**DATASET RECORDS:**
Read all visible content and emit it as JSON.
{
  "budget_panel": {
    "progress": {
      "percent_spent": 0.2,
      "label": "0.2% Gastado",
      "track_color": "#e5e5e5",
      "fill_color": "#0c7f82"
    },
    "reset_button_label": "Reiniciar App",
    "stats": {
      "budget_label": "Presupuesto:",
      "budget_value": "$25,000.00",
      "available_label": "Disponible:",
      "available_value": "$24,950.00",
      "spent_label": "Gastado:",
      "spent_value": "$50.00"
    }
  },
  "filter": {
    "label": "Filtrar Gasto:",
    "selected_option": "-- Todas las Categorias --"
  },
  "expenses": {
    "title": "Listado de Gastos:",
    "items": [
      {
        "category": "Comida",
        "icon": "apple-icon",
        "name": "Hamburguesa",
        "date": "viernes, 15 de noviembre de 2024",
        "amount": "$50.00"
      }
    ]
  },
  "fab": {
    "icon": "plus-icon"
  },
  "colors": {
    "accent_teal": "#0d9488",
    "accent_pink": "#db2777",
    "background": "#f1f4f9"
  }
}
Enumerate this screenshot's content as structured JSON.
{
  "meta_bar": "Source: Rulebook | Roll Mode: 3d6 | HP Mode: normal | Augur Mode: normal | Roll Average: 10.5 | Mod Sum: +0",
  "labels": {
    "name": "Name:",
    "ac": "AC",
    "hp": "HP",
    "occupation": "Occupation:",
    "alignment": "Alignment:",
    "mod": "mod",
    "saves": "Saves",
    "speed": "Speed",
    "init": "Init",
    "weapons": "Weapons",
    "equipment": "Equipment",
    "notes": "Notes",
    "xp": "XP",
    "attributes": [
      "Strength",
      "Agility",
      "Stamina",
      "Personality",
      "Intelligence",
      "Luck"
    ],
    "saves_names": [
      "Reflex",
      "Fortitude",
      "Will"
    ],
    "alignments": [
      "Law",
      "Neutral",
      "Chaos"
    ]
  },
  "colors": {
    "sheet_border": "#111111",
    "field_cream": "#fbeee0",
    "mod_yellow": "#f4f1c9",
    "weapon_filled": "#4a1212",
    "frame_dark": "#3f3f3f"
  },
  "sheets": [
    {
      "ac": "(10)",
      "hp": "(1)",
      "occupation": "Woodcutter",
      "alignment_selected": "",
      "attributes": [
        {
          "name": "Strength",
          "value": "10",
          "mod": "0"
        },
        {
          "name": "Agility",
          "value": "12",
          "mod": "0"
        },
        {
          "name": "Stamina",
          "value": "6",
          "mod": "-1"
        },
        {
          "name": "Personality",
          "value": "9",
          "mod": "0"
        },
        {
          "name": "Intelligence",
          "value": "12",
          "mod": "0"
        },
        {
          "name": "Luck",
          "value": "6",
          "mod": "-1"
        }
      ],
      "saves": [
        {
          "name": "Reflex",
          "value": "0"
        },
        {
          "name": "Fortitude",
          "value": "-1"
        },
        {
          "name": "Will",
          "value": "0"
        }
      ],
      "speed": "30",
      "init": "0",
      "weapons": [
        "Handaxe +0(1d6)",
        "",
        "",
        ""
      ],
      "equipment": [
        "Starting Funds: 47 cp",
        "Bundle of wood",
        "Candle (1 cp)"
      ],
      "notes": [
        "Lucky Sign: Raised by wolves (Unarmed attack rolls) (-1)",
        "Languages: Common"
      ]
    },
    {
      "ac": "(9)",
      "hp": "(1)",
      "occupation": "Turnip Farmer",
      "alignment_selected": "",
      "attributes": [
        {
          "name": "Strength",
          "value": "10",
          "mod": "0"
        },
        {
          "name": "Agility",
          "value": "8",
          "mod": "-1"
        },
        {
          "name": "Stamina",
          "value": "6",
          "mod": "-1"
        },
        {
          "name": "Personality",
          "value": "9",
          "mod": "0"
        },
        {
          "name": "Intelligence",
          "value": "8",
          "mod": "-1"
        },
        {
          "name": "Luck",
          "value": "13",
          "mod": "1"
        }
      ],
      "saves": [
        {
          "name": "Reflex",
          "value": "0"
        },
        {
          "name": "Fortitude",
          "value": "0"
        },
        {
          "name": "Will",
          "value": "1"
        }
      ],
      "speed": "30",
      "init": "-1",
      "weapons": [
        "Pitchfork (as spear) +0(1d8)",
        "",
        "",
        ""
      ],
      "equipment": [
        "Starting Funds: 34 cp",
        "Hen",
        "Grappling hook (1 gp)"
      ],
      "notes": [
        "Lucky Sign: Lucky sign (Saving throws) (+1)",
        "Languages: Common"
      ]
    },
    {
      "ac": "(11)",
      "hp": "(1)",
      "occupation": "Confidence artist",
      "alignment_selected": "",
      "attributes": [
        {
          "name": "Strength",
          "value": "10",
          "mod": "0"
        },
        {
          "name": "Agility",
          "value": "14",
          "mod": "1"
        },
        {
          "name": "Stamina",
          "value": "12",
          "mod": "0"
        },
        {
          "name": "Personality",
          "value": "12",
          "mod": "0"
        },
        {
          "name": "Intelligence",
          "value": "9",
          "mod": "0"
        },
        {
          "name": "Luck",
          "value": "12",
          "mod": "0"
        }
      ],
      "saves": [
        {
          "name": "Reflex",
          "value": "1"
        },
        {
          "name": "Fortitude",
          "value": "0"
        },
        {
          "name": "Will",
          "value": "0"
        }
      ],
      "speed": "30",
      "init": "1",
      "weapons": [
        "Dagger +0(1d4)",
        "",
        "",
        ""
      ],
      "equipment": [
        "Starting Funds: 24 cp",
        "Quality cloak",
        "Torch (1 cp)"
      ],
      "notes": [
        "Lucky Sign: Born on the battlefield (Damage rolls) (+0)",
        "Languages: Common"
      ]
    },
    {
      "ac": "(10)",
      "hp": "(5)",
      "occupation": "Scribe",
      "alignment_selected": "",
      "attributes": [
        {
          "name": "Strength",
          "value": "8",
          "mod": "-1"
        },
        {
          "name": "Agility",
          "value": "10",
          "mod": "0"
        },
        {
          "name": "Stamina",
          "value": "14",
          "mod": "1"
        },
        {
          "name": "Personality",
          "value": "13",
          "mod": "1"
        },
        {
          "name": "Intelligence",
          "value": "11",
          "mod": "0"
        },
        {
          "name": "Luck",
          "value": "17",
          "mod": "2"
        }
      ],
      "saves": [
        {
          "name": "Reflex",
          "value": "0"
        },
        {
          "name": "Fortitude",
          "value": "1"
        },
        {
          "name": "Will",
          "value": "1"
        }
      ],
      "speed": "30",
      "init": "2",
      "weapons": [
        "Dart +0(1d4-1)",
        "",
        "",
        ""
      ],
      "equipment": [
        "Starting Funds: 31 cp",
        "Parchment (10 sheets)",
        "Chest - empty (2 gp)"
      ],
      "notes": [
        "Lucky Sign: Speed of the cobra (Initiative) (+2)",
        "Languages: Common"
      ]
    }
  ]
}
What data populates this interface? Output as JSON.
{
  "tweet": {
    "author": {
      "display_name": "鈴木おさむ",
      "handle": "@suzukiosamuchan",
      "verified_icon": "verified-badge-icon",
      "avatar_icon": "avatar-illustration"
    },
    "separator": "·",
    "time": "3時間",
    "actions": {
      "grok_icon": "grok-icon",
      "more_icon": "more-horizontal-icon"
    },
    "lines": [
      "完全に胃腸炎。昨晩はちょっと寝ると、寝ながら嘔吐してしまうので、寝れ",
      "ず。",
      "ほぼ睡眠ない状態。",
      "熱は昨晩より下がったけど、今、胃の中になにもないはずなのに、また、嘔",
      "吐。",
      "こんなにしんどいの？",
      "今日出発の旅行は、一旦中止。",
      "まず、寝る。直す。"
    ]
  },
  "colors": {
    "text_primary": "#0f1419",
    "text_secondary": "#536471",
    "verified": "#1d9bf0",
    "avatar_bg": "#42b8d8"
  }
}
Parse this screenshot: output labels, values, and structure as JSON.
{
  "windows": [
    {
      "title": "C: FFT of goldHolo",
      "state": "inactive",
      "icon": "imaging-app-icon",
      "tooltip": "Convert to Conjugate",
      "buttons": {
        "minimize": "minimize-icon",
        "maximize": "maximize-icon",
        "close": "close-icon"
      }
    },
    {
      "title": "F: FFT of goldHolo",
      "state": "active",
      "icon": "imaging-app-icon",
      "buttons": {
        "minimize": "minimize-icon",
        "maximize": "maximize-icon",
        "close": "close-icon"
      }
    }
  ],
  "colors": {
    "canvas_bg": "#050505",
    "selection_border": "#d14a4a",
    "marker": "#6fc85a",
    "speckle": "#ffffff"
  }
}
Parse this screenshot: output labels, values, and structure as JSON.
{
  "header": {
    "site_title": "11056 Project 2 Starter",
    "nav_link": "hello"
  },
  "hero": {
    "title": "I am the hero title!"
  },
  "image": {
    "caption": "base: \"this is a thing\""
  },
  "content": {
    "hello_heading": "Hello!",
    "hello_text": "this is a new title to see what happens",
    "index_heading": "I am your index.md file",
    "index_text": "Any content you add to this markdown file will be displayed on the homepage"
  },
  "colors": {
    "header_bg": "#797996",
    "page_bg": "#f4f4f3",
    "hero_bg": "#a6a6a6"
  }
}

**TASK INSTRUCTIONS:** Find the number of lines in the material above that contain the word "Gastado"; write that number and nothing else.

**REPLY TO THE EXERCISE:** 2